He added, “A real dialogue would need to look at the actual topography, the line drawing … but to achieve that kind of pragmatic dialogue would require a third party with diplomatic skill, vision and the resources to commit to keeping the parties together for serious negotiations.”
Informal negotiations were underway in July following a prior escalation between Turkey and Greece. Prompted by a July 22 phone call between German Chancellor Angela Merkel and her Turkish counterpart, Recep Tayyip Erdogan, last month’s tensions subsided as Turkey and Athens pursued bilateral talks, but efforts were shelved on Aug. 6 with the Greece-Egypt agreement.
In response to the current escalation, Dendias asked Tuesday for an extraordinary EU Foreign Affairs Council meeting following talks with US Ambassador to Greece Geoffrey Pyatt earlier in the day. European Commission Foreign Affairs Spokesperson Peter Stano said the latest developments were “extremely worrying” Tuesday, calling on both sides to once again engage in diplomacy.
What comes next remains to be seen after previous talks faltered. Saban Kardas, an associate professor of international relations at TOBB University of Economics and Technology in Ankara, said in light of Turkey’s recent Syrian and Libyan interventions, Ankara officials have increasingly used militarized diplomacy to achieve their goals and the approach now instructs developments in the eastern Mediterranean.
“The more you use armed forces, the more you get used to it,” Kardas told Al-Monitor, saying Turkey was pursuing “coercive diplomacy” with Greece.
He added, “On the downside, it also reflects a difficulty in using other diplomatic instruments … especially in terms of coalition building. The more you rely on military assets, the more you can’t mobilize soft power.”
In a speech Monday, Erdogan maintained he was ready to “resolve conflict through dialogue on an equitable basis,” but that Turkey would continue to pursue gas exploration activities in the eastern Mediterranean “until common sense prevails on the issue.”
Some have questioned the technical feasibility for the Oruc Reis vessel to conduct seismic research in the presence of a Turkish naval fleet whose ships could impact sensor data. Yet analysts tracking developments say ongoing activities are designed to draw Greek officials back into negotiations with Ankara.
“What we are likely to see is some actions of escalation on both sides to essentially defend their own positions,” Sinan Ulgen, chairman of the Istanbul-based think tank Center for Economic and Foreign Policy Studies, told Al-Monitor. “But after a few days of escalation and a lot of political rhetoric, we’ll go back to where we were before” — to the possibility of renewed negotiations.
Turkish officials have claimed gas exploration activities are in part to defend Turkey’s maritime claims articulated in the Blue Homeland doctrine, or Mavi Vatan, which sets an ideological framework where Turkey should have greater control of regional waters. Though Cavusoglu also said Tuesday that the actions were taken to defend the resource rights of both Turkey and Turkish Cypriots, who have been in stalled talks with officials in the Republic of Cyprus over gas development projects south of the island.

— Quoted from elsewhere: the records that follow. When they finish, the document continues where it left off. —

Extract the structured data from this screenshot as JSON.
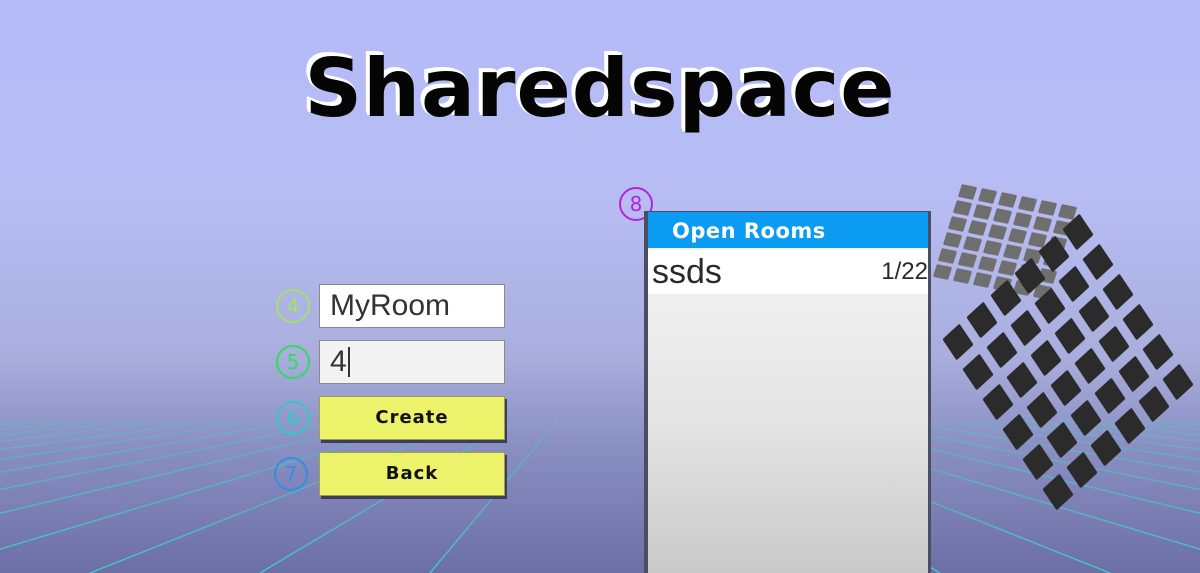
{
  "title": "Sharedspace",
  "form": {
    "room_name": {
      "callout": "4",
      "value": "MyRoom"
    },
    "max_players": {
      "callout": "5",
      "value": "4"
    },
    "create": {
      "callout": "6",
      "label": "Create"
    },
    "back": {
      "callout": "7",
      "label": "Back"
    }
  },
  "rooms_panel": {
    "callout": "8",
    "header": "Open Rooms",
    "rooms": [
      {
        "name": "ssds",
        "count": "1/22"
      }
    ]
  },
  "colors": {
    "button": "#ecf26a",
    "header": "#0c9bf2",
    "grid": "#3fd1c0",
    "callout_4": "#9fe36a",
    "callout_5": "#2fdc5c",
    "callout_6": "#32c9c4",
    "callout_7": "#2f8fe0",
    "callout_8": "#b423d8"
  }
}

While such rhetoric likely boosts domestic support for Ankara’s eastern Mediterranean policies, Ulgen said the “hard power tactics” could complicate future negotiations and restrict the menu of face-saving measures available to officials in Ankara and Athens.

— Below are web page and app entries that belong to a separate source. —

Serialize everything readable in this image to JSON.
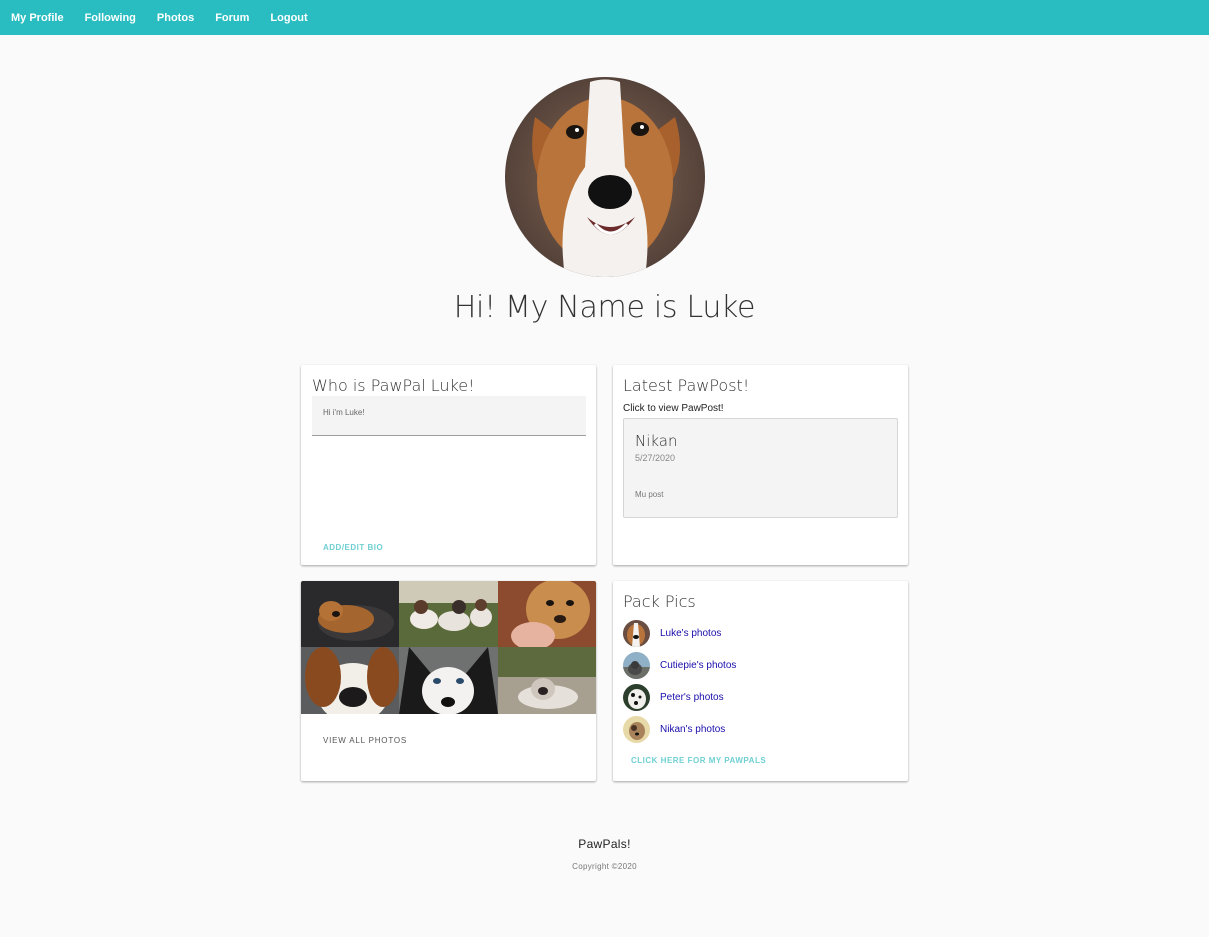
{
  "nav": {
    "items": [
      {
        "label": "My Profile"
      },
      {
        "label": "Following"
      },
      {
        "label": "Photos"
      },
      {
        "label": "Forum"
      },
      {
        "label": "Logout"
      }
    ]
  },
  "profile": {
    "greeting": "Hi! My Name is Luke"
  },
  "bio_card": {
    "title": "Who is PawPal Luke!",
    "bio_text": "Hi i'm Luke!",
    "action": "ADD/EDIT BIO"
  },
  "post_card": {
    "title": "Latest PawPost!",
    "hint": "Click to view PawPost!",
    "author": "Nikan",
    "date": "5/27/2020",
    "body": "Mu post"
  },
  "photos_card": {
    "action": "VIEW ALL PHOTOS"
  },
  "pack_card": {
    "title": "Pack Pics",
    "items": [
      {
        "label": "Luke's photos"
      },
      {
        "label": "Cutiepie's photos"
      },
      {
        "label": "Peter's photos"
      },
      {
        "label": "Nikan's photos"
      }
    ],
    "action": "CLICK HERE FOR MY PAWPALS"
  },
  "footer": {
    "title": "PawPals!",
    "copyright": "Copyright ©2020"
  },
  "colors": {
    "navbar": "#29bdc1",
    "accent_action": "#6fd0d3",
    "link": "#1a0dab",
    "background": "#fafafa"
  }
}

“The risk is Turkey becoming hostage to its own rhetoric and not being able to budge in the negotiations,” Ulgen said. “If there’s going to be a solution to the [eastern Mediterranean issue], both Greece and Turkey will have to concede in their original maximalist positions.”

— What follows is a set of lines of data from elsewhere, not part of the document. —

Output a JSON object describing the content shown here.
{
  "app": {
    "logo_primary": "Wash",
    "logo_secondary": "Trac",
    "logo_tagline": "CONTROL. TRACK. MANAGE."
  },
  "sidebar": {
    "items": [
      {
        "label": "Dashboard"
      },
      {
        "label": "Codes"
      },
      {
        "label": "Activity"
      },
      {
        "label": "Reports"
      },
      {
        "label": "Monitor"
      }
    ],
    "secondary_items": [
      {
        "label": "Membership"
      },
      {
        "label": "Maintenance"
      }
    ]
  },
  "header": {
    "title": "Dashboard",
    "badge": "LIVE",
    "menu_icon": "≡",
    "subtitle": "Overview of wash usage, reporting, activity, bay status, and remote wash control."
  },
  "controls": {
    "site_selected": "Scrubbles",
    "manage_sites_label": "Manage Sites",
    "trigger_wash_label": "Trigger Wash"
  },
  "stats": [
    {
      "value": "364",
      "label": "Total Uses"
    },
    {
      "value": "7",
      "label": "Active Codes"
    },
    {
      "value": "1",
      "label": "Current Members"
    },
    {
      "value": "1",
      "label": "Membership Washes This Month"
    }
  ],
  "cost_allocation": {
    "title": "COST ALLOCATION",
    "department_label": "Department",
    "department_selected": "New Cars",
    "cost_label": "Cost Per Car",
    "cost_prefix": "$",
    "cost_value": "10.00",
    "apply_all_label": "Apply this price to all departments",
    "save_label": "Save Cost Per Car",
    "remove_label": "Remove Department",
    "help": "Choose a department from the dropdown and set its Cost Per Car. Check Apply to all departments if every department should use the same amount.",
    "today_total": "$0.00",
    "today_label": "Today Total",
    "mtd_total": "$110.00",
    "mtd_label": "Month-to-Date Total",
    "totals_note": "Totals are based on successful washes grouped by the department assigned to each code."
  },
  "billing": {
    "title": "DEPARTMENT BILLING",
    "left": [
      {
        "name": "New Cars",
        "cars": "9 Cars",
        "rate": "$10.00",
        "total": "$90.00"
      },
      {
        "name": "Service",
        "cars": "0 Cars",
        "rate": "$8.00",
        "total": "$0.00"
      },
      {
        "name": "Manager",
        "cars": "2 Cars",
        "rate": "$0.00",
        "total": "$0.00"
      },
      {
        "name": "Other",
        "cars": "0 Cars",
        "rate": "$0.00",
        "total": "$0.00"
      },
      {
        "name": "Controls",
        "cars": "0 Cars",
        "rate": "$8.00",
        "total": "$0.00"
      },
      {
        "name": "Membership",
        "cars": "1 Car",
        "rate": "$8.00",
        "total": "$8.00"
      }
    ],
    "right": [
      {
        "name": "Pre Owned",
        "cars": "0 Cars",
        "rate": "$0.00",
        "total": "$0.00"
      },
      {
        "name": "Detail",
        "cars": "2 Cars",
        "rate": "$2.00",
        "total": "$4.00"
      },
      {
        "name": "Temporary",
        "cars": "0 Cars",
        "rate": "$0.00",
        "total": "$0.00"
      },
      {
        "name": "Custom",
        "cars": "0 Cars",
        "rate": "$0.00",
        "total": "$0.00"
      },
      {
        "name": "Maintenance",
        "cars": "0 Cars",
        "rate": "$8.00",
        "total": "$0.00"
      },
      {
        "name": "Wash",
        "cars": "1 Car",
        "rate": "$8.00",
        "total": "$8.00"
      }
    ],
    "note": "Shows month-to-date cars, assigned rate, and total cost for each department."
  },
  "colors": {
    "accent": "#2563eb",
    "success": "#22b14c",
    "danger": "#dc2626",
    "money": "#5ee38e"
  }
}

Still, Tanchum cited shared economic and transportation interests between the neighboring states as a likely incentive for both sides to de-escalate tensions in the near future.
“Eighty-seven percent of Turkey’s trade passes through its maritime ports, and most of that trade passes through the eastern Mediterranean,” Tanchum said. “On the other hand, Greece has the largest commercial fleet in the world … so both countries have a strong incentive for a peaceful stable maritime domain in the eastern Mediterranean.”